Tip: we recommend that you read through the parts of the code which we are not asking you to implement, as this will help you to understand what is going on with the code and will likely save you debugging time. For example, we are not asking you to implement “resample_particles” or “initialize_particles” for localization, but it might help you to understand how they work! The same goes for the SLAM project.

Note that for both this part of the assignment and for SLAM, there is not any “correct” universal implementation of the code as long as your solutions work.

Testing

Modified 2019-12-04 by Matthew Berg

To test the functionality of your localization code, you may fly the drone while running

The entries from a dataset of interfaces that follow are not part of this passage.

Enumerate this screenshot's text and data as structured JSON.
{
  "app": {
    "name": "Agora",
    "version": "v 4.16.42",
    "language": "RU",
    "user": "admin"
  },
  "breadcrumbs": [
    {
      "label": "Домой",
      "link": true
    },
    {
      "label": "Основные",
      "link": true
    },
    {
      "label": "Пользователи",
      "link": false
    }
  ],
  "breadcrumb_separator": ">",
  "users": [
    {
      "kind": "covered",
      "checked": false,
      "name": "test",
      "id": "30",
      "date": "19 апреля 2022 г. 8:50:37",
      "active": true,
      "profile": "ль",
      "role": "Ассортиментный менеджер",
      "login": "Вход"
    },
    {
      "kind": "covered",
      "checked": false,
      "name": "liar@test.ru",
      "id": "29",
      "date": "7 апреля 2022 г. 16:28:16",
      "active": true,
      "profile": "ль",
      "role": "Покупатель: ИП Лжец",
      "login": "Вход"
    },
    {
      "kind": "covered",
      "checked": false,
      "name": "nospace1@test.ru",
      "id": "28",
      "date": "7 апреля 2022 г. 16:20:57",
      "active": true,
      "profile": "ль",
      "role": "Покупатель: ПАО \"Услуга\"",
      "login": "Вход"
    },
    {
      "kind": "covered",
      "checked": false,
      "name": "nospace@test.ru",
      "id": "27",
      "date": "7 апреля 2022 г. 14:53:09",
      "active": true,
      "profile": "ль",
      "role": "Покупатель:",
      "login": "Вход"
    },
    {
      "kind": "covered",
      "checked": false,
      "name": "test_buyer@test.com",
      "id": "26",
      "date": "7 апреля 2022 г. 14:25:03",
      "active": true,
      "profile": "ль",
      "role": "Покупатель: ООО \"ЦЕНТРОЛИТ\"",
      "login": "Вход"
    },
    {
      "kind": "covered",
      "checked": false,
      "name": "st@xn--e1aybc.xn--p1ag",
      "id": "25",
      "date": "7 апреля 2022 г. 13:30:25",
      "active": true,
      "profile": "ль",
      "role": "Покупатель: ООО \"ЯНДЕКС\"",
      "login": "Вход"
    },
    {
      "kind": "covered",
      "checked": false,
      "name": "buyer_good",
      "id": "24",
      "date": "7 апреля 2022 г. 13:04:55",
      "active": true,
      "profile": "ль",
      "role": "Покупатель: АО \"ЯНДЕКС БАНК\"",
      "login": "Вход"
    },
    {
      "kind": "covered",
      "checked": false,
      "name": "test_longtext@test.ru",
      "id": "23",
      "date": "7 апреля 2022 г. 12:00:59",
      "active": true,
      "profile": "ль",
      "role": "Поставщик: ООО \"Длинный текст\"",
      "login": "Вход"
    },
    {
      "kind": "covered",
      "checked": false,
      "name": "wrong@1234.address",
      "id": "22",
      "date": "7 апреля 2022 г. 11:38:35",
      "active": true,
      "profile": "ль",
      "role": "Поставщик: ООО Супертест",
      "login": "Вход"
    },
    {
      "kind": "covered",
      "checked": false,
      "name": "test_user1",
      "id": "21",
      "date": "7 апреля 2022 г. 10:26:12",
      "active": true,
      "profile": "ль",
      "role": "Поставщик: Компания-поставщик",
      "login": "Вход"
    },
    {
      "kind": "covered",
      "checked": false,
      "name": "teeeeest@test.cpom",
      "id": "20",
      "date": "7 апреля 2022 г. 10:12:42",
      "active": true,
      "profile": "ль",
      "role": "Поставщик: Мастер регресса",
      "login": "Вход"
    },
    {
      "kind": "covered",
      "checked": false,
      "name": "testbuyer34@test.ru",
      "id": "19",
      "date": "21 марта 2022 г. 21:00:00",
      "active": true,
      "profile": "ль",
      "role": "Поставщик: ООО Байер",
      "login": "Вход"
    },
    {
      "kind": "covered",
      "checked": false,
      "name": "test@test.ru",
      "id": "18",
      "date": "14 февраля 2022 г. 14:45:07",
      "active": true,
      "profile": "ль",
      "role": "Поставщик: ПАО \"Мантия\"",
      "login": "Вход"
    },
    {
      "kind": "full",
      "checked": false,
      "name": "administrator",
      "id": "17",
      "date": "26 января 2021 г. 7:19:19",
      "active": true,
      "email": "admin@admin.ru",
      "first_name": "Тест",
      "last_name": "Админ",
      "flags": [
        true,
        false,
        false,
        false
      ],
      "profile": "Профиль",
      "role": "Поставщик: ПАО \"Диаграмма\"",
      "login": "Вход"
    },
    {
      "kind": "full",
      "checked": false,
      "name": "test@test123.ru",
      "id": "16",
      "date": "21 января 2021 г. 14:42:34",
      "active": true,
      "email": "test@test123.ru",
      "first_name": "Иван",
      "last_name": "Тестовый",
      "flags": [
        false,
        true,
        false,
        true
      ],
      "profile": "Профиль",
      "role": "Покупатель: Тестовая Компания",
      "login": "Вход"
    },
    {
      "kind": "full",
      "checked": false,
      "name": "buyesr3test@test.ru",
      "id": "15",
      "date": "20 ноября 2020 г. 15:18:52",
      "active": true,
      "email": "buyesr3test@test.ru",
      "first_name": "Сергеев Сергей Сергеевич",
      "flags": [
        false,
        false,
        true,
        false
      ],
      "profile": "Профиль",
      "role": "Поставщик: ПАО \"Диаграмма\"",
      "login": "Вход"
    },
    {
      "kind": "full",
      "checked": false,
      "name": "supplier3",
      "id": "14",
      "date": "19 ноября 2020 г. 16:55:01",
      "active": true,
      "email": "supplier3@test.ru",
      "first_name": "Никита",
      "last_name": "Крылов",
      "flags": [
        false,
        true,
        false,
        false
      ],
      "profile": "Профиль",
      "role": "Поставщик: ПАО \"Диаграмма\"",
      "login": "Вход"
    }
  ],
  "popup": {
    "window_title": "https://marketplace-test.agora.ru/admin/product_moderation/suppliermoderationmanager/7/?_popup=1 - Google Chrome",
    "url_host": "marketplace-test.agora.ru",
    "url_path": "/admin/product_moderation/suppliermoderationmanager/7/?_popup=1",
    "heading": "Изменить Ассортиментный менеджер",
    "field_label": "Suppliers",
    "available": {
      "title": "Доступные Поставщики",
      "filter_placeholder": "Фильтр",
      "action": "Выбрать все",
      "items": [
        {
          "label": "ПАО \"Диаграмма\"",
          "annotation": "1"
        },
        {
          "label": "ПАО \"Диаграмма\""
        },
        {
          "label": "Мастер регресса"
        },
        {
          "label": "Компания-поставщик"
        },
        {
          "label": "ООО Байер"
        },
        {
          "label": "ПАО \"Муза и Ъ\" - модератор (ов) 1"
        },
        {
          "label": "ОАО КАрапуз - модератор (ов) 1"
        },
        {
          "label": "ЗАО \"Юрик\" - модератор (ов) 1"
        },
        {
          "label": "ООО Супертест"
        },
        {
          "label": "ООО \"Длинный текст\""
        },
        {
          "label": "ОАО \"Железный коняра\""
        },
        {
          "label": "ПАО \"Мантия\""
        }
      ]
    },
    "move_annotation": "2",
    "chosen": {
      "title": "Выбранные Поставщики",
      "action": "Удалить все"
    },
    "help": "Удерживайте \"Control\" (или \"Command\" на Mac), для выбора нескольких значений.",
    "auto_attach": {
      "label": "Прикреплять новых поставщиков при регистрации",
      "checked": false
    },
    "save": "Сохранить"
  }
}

rosrun project_localization_slam_2019_yourGithubName student_run_localization.py

in the vision window. Follow the Mapping and Localization instructions in the operations manual to see how to change the map. You should see poses printed out which correspond to the drone’s position over the map.

You may also use animate_particle_filter.py to view the animation of your particle filter. Print the (x,y) pose of each particle on separate lines in a text file to be read by animate_particle_filter, put x and y pose coordinates on separate lines. Make sure you adjust animate_particle_filter.py to reflect the number of particles you are using! (using the visualizer here is optional)

Checkoff

Modified 2018-11-12 by LOEller

We will verify that your code has the following functionality:

  1. You can run student_run_localization.py and take off with your drone.
  2. While flying, you can hit ‘r’ and the poses will begin printing to the terminal. You can hit ‘r’ again and localization will restart.
  3. While flying, you can hit ‘p’ to toggle position hold on and off.
  4. Run student_run_localization.py while holding the drone over a mapped area. Do not arm the drone. As you move the drone around, verify that the poses reflect the movement. Verify visually that the poses are close to the actual position of the drone in the map. For example, if you are holding the drone above the bottom left corner of the mapped area, the pose should be close to (0,0).